* Bernie wrote about that new Illinois Policy Institute “documentary” about House Speaker Michael Madigan…
The [Illinois Policy Institute press release] promises “an impressive lineup of interviews,” and on the list is Rich Miller, publisher of the Capitol Fax newsletter and blog. But Miller says he was never told, when he sat for an interview last week, that Illinois Policy was involved, and he would not have participated had he known.
“I … wouldn’t have consented if the project was backed by the Illinois AFL-CIO, either,” Miller told me. […]
Miller later told me the questions he was asked were fine, but he felt he had been “duped into participating in an Illinois Policy Institute project.”
He added that he has “no idea if the producer and director knew who was funding them. I asked them numerous times on Tuesday who was providing the money, and they kept saying it was Emergent.”
I brought someone with me to the interview, so he can attest to the fact that I repeatedly asked about who was behind the project.

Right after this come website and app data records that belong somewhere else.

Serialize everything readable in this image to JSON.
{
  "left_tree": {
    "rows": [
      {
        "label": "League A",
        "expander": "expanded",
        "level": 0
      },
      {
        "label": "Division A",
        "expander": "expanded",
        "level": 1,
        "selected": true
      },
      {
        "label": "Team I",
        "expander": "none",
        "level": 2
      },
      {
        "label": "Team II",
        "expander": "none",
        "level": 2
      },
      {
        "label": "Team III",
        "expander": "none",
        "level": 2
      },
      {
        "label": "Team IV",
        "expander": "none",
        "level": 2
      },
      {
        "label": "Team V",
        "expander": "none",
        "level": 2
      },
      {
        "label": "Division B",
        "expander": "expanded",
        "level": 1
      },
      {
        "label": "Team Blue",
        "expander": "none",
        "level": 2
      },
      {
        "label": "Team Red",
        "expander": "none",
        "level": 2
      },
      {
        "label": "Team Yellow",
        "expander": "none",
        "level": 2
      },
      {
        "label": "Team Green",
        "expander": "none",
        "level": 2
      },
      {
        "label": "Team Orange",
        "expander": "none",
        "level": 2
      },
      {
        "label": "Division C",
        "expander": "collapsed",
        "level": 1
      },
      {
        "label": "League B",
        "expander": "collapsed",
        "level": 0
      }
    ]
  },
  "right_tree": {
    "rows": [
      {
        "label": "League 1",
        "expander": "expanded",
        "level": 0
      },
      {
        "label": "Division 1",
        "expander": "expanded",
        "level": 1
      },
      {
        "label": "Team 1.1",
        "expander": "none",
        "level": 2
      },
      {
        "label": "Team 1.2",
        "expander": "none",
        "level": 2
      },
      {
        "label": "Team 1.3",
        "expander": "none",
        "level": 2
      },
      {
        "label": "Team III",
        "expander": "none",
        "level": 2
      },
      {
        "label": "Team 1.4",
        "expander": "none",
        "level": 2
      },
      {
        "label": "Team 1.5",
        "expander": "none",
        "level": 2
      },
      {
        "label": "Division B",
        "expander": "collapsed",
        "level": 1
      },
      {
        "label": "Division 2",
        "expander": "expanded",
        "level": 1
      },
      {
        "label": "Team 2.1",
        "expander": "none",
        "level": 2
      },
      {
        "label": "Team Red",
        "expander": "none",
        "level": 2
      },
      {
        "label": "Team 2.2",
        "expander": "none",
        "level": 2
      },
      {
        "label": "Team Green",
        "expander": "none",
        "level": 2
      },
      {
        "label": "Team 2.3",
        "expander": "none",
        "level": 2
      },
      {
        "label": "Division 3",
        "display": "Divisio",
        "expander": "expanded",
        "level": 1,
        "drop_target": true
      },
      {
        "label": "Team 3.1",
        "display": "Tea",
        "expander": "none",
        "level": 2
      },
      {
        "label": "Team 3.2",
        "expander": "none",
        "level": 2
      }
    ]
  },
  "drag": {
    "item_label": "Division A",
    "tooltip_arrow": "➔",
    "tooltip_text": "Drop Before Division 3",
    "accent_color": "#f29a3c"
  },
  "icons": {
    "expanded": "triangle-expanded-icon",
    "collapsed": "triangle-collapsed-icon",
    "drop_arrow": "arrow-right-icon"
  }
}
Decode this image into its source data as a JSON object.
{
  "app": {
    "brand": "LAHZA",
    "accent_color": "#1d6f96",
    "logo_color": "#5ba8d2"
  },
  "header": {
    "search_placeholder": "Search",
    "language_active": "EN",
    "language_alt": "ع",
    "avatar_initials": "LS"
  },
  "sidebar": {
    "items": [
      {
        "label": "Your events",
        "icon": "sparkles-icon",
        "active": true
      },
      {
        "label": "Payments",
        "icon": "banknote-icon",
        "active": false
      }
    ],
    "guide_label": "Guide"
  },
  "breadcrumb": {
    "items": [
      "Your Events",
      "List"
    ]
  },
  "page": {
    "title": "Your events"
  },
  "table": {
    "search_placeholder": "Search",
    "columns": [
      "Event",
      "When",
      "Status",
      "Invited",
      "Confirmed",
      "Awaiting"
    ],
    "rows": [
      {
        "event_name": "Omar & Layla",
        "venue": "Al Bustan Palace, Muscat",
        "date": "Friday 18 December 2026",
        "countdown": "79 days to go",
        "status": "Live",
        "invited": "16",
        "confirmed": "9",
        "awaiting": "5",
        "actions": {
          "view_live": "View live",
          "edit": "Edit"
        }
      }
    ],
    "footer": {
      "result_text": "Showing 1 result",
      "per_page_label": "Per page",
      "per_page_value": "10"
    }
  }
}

* And a day after I did a post about the flick, Chicago Tribune editorial cartoonist Scott Stantis revealed in an e-mail to me that he was also duped into doing the doc…
Thanks for posting about the IPI “documentary”. I have the same story. When I asked who was doing the documentary they said they were. That Madigan was an interesting subject unknown to the rest of the country. I didn’t press them. Live and learn, I guess.

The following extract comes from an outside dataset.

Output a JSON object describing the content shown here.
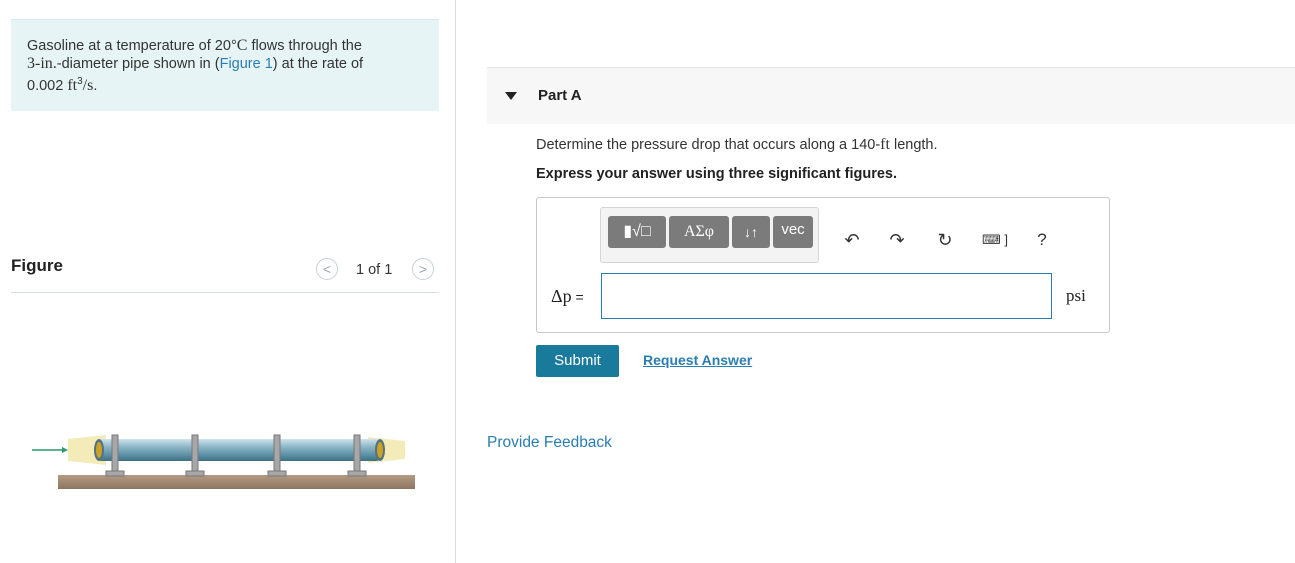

* Considering my witness and Stantis’ e-mail, perhaps the Illinois Policy Institute’s Diana Rickert might want to reconsider this quote…

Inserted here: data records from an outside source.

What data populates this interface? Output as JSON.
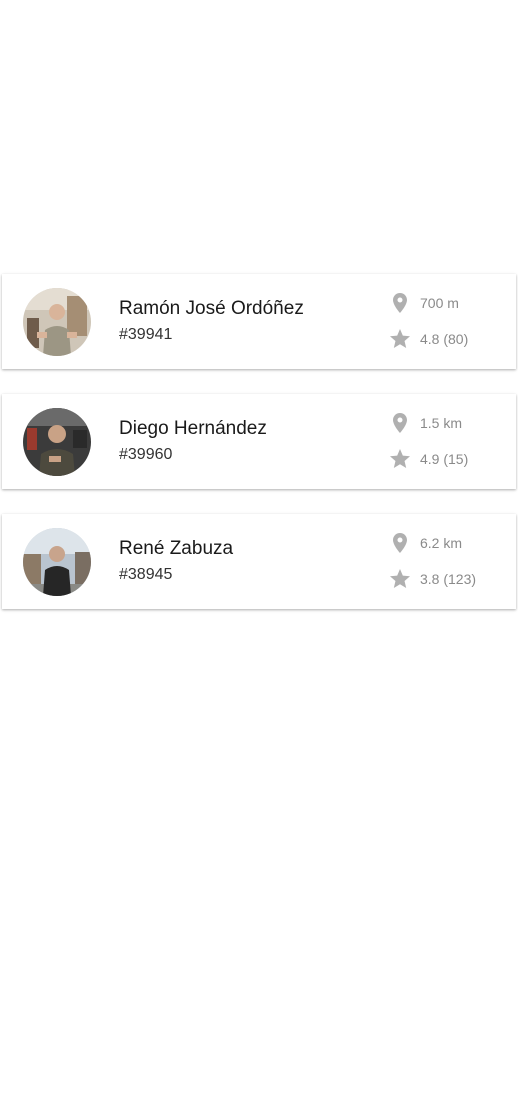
{
  "colors": {
    "icon": "#b0b0b0",
    "meta_text": "#8a8a8a",
    "name_text": "#1a1a1a",
    "background": "#ffffff"
  },
  "icons": {
    "distance": "location-pin-icon",
    "rating": "star-icon"
  },
  "workers": [
    {
      "name": "Ramón José Ordóñez",
      "code": "#39941",
      "distance": "700 m",
      "rating": "4.8 (80)",
      "avatar": "avatar-photo"
    },
    {
      "name": "Diego Hernández",
      "code": "#39960",
      "distance": "1.5 km",
      "rating": "4.9 (15)",
      "avatar": "avatar-photo"
    },
    {
      "name": "René Zabuza",
      "code": "#38945",
      "distance": "6.2 km",
      "rating": "3.8 (123)",
      "avatar": "avatar-photo"
    }
  ]
}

“Rich’s comments are strange. The film crew is top notch, and was very forthcoming about the scope of the documentary and our involvement when asked who was funding the project. We’ve been critical of Speaker Madigan and his political machine for many years, so we’re certainly not shy about our work on this issue. It’s not like Rich was stopped on the sidewalk in Springfield and caught off-guard with a random guy filming with his iPhone; the interview was scheduled in advance, he signed a release form and he even went out for drinks with the film crew after they were done. Our research was used as the premise of many questions. Some of the other interviews for our documentary were even filmed in our Chicago office.”
I didn’t just go out to drinks with the director and producer, I took them both out to dinner. They seemed like fine sorts and they did ask reasonable questions, and, yes, a couple/three were based on stuff I’ve read at the Illinois Policy Institute’s website.
My beef is with this dishonest secrecy. And the Illinois Policy Institute is compounding their dishonesty by not telling the truth now. Some interview subjects may very well have been told about the group’s participation. I was not, and Stantis says he wasn’t, either.